The aerial photo which showed part of the excavation area

House Remains

The walls were severely damaged, which could be classified into stone-piled wall base and post-hole style house. F17, the example of stone piled wall base, it was built up by neat stone bars, which was 1.2 m in length, 0.2 m in width, only 1 to 2 layers remained, and the east and north part were well preserved. The house remains presented in rectangle, with three rooms in width and two in depth. F15, the example of post-hole style house, only 4 post-holes and trampled surface in the middle were found. Many crucibles related to metal processing were found around the house remains, the earth on the tramped surface was similar to that which is filled in the crucibles, which could be the metal processing workshop.


House Remain F17

Pond

The pond was made by water storage pit and drainage trench, which was connected by holes. G18 was in rectangle shape, laid from east to west with curve, the damage opening was 1.8 m in length, 0.4m in width, and the trench filled with a few joint cylindrical red pottery drain-pipes with corrugated pattern. The single drain-pipe was 0.28 to 0.30 m in length, 0.12 m in diameter, and 0.01 m in thickness.


The pond(Song Dynasty)

Road

The road remain (L2) was located in the middle of the site as part of the road from south to north. L2 presented as long stripe, from south to north, paved by processed slate staggered joint crosswise, the south part was preserved better, while the north part was bad with earth based under the stone slab. The unearthed part was damaged, 7 m in length, 1.9 to 5.26 m in width.


Wide flared mouth bowl(left)
High ring foot bowl(right)

 
Unearthed Artifacts

The unearthed artifacts were mainly porcelains belonged to Song Dynasty, that was made from the Qiong kiln and Tushan kiln. The shapes were misty-blue stem bowl and flower-mouth bowl, brown glazed plate shaped lamp and flower-mouth cup, etc.

Academic Significance

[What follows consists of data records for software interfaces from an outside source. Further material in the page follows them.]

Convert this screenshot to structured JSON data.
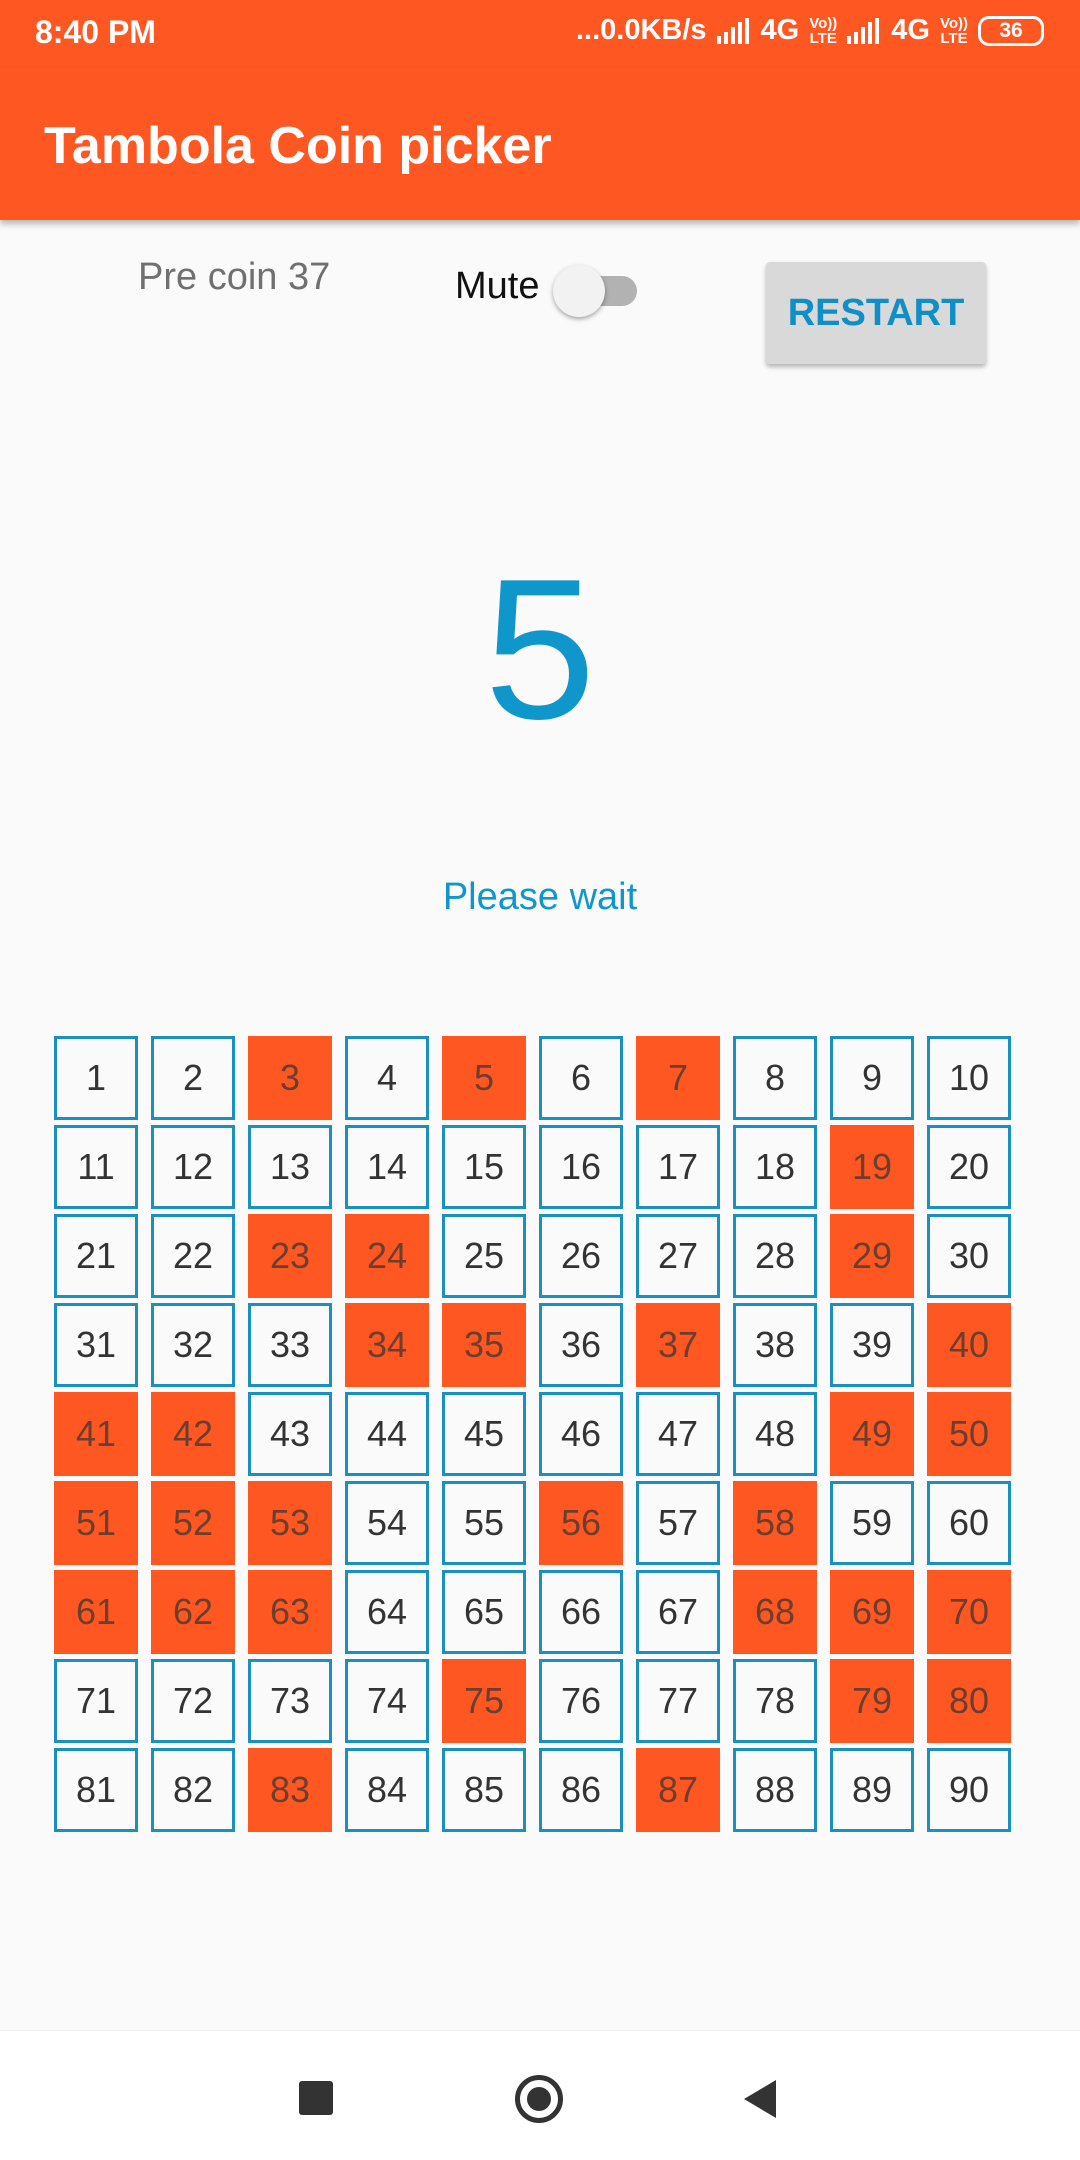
{
  "status_bar": {
    "time": "8:40 PM",
    "network_speed": "...0.0KB/s",
    "net_type_1": "4G",
    "volte_1": "Vo))\nLTE",
    "net_type_2": "4G",
    "volte_2": "Vo))\nLTE",
    "battery": "36"
  },
  "app_bar": {
    "title": "Tambola Coin picker",
    "color": "#ff5722"
  },
  "controls": {
    "pre_coin": "Pre coin 37",
    "mute_label": "Mute",
    "mute_on": false,
    "restart_label": "RESTART"
  },
  "current_coin": "5",
  "status_message": "Please wait",
  "board": {
    "picked_color": "#ff5722",
    "border_color": "#1b8fbf",
    "numbers": [
      "1",
      "2",
      "3",
      "4",
      "5",
      "6",
      "7",
      "8",
      "9",
      "10",
      "11",
      "12",
      "13",
      "14",
      "15",
      "16",
      "17",
      "18",
      "19",
      "20",
      "21",
      "22",
      "23",
      "24",
      "25",
      "26",
      "27",
      "28",
      "29",
      "30",
      "31",
      "32",
      "33",
      "34",
      "35",
      "36",
      "37",
      "38",
      "39",
      "40",
      "41",
      "42",
      "43",
      "44",
      "45",
      "46",
      "47",
      "48",
      "49",
      "50",
      "51",
      "52",
      "53",
      "54",
      "55",
      "56",
      "57",
      "58",
      "59",
      "60",
      "61",
      "62",
      "63",
      "64",
      "65",
      "66",
      "67",
      "68",
      "69",
      "70",
      "71",
      "72",
      "73",
      "74",
      "75",
      "76",
      "77",
      "78",
      "79",
      "80",
      "81",
      "82",
      "83",
      "84",
      "85",
      "86",
      "87",
      "88",
      "89",
      "90"
    ],
    "picked": [
      3,
      5,
      7,
      19,
      23,
      24,
      29,
      34,
      35,
      37,
      40,
      41,
      42,
      49,
      50,
      51,
      52,
      53,
      56,
      58,
      61,
      62,
      63,
      68,
      69,
      70,
      75,
      79,
      80,
      83,
      87
    ]
  },
  "nav_bar": {
    "icons": [
      "recents-square-icon",
      "home-circle-icon",
      "back-triangle-icon"
    ]
  }
}
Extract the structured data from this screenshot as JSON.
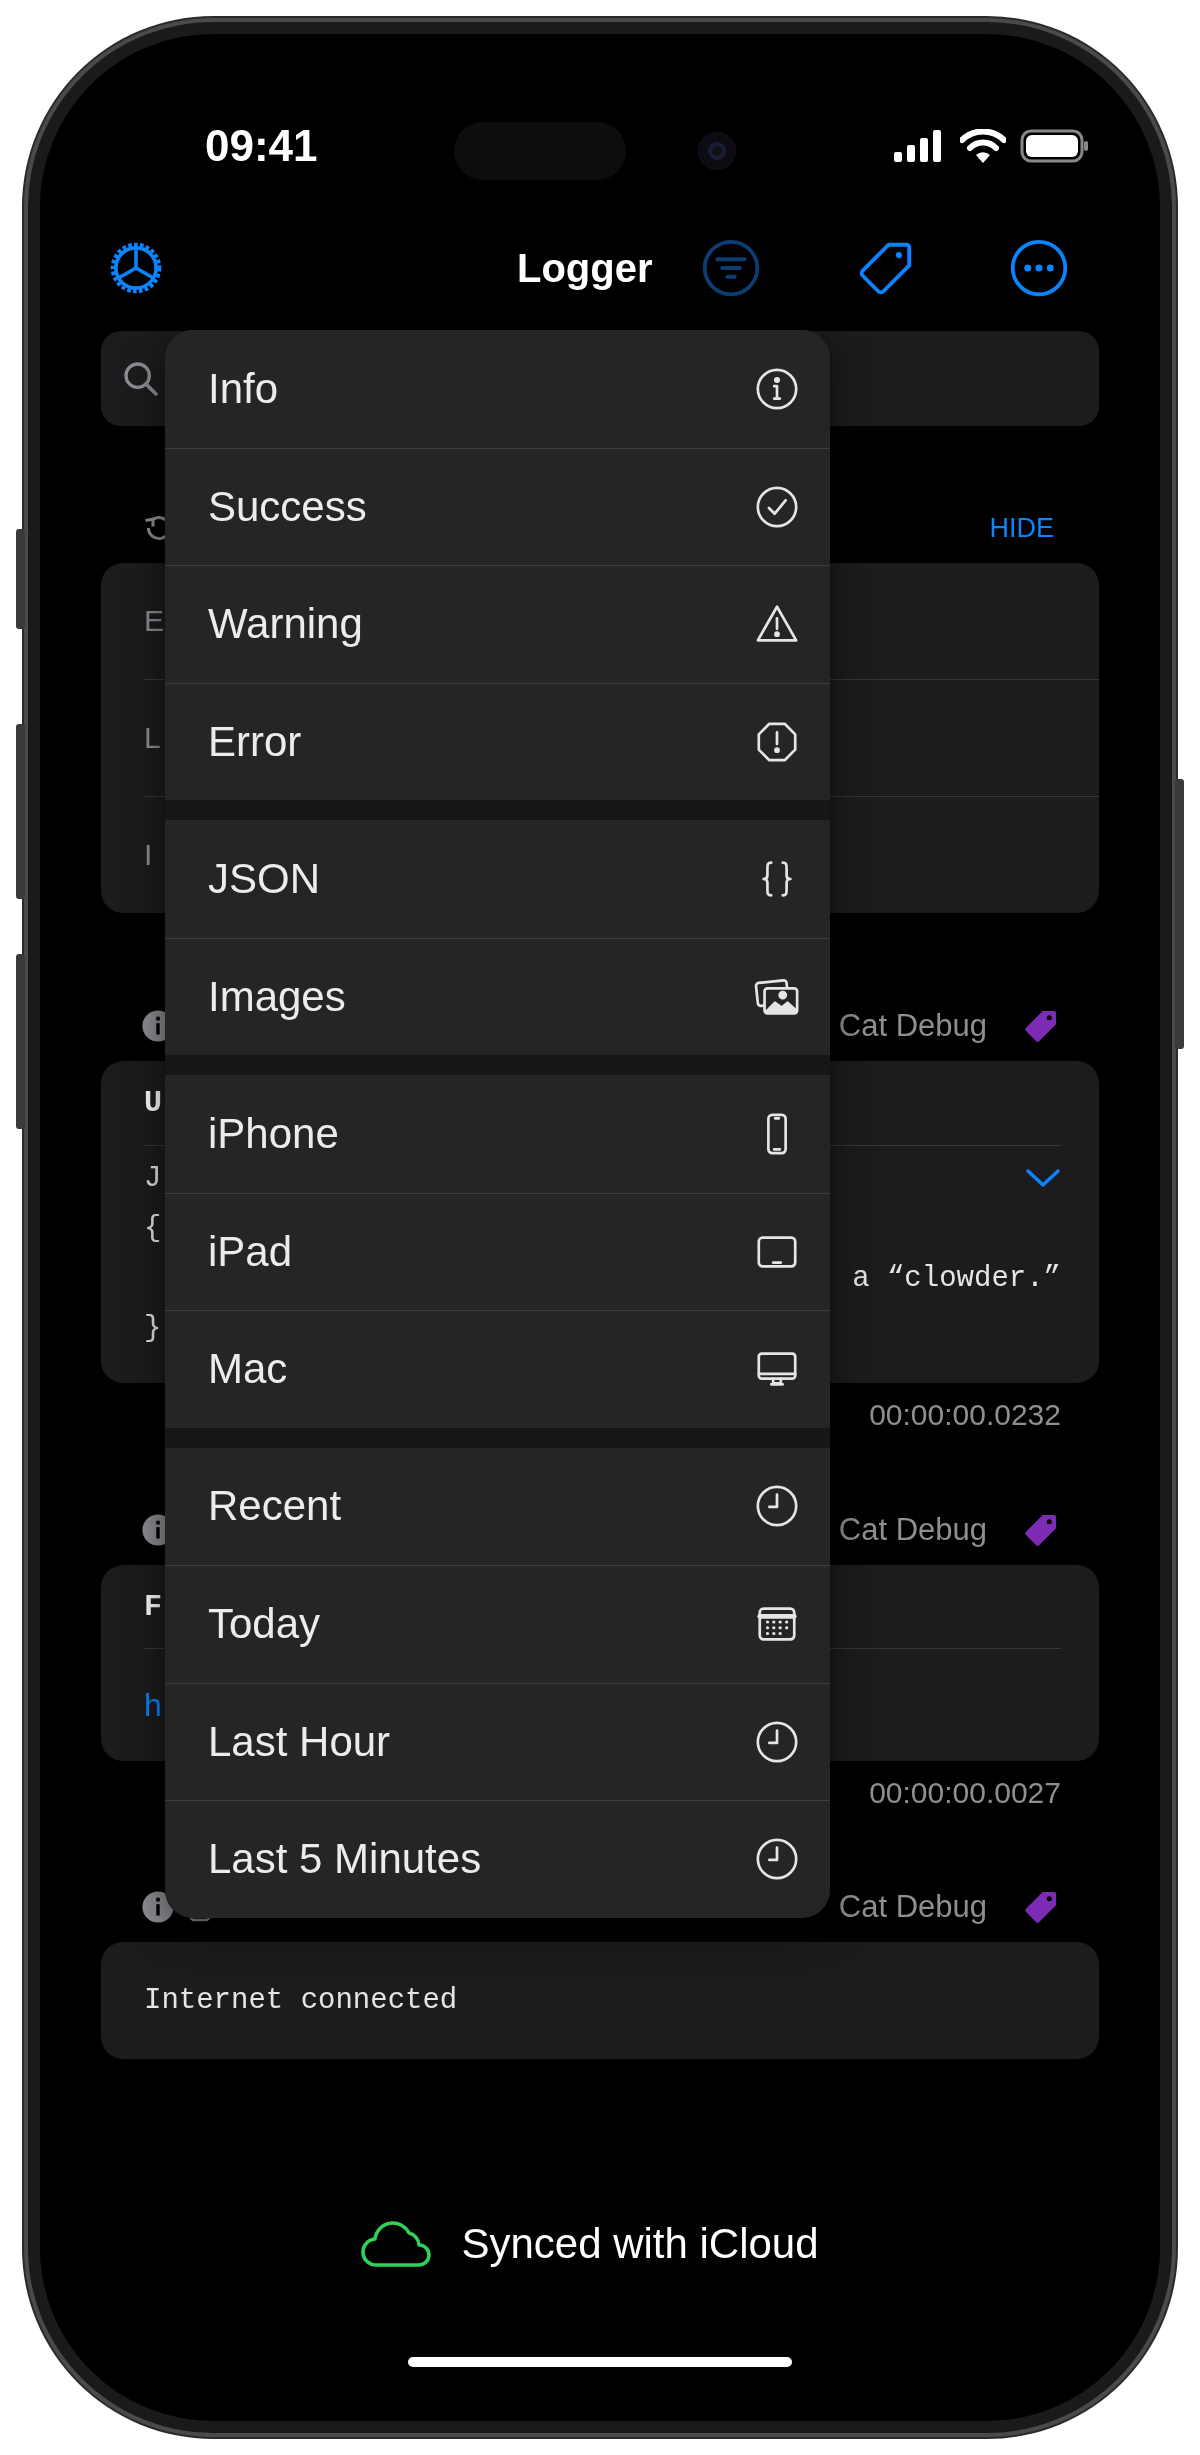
{
  "status_bar": {
    "time": "09:41"
  },
  "nav": {
    "title": "Logger"
  },
  "section": {
    "action": "HIDE"
  },
  "filter_rows": [
    {
      "label": "E"
    },
    {
      "label": "L"
    },
    {
      "label": "I"
    }
  ],
  "entries": [
    {
      "kind": "json",
      "source": "Cat Debug",
      "title": "U",
      "lines": [
        {
          "text": "J",
          "trailing": false
        },
        {
          "text": "{",
          "trailing": false
        },
        {
          "text": "a “clowder.”",
          "trailing": true
        },
        {
          "text": "}",
          "trailing": false
        }
      ],
      "duration": "00:00:00.0232"
    },
    {
      "kind": "link",
      "source": "Cat Debug",
      "title": "F",
      "link": "h",
      "duration": "00:00:00.0027"
    },
    {
      "kind": "plain",
      "source": "Cat Debug",
      "message": "Internet connected"
    }
  ],
  "menu": {
    "groups": [
      [
        {
          "label": "Info"
        },
        {
          "label": "Success"
        },
        {
          "label": "Warning"
        },
        {
          "label": "Error"
        }
      ],
      [
        {
          "label": "JSON"
        },
        {
          "label": "Images"
        }
      ],
      [
        {
          "label": "iPhone"
        },
        {
          "label": "iPad"
        },
        {
          "label": "Mac"
        }
      ],
      [
        {
          "label": "Recent"
        },
        {
          "label": "Today"
        },
        {
          "label": "Last Hour"
        },
        {
          "label": "Last 5 Minutes"
        }
      ]
    ]
  },
  "footer": {
    "sync": "Synced with iCloud"
  }
}
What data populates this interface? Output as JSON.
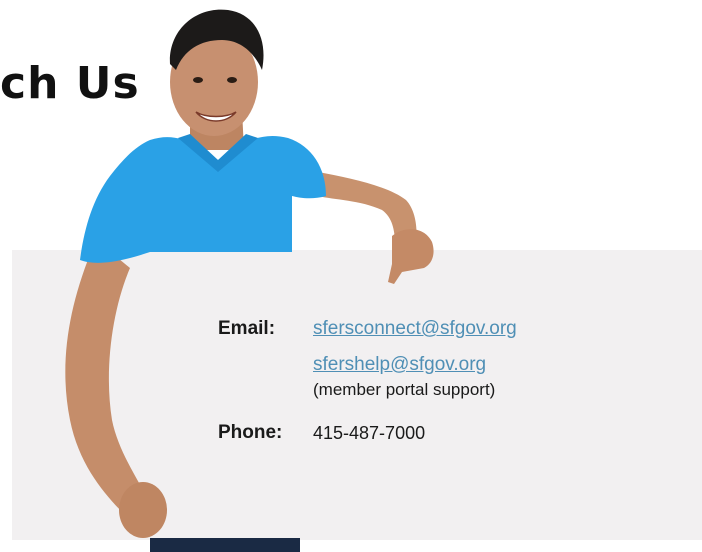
{
  "header": {
    "title": "ch Us"
  },
  "contact": {
    "email_label": "Email:",
    "email_primary": "sfersconnect@sfgov.org",
    "email_secondary": "sfershelp@sfgov.org",
    "email_secondary_note": "(member portal support)",
    "phone_label": "Phone:",
    "phone_value": "415-487-7000"
  },
  "colors": {
    "link": "#4f8fb5",
    "shirt": "#2aa1e6",
    "card": "#f2f0f1"
  }
}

This archaeological excavation further confirmed the Song Dynasty’s urban distribution and function of Handong City Site. Meanwhile the discovery of crucibles related with metal processing and workshop had significant meaning for exploring urban metal processing method and technological level of Song Dynasty.   (Translator: Lang Langtian)


 
Resource & Links | FAQ | About us | Contact us
Copyright 2007 The Institute of Archaeology, Chinese Academy of Social Sciences (IA CASS), P.R.China. All Rights Reserved
E-mail: archaeology@cass.org.cn
TEL:86-10-85115250 FAX: 86-10-65135532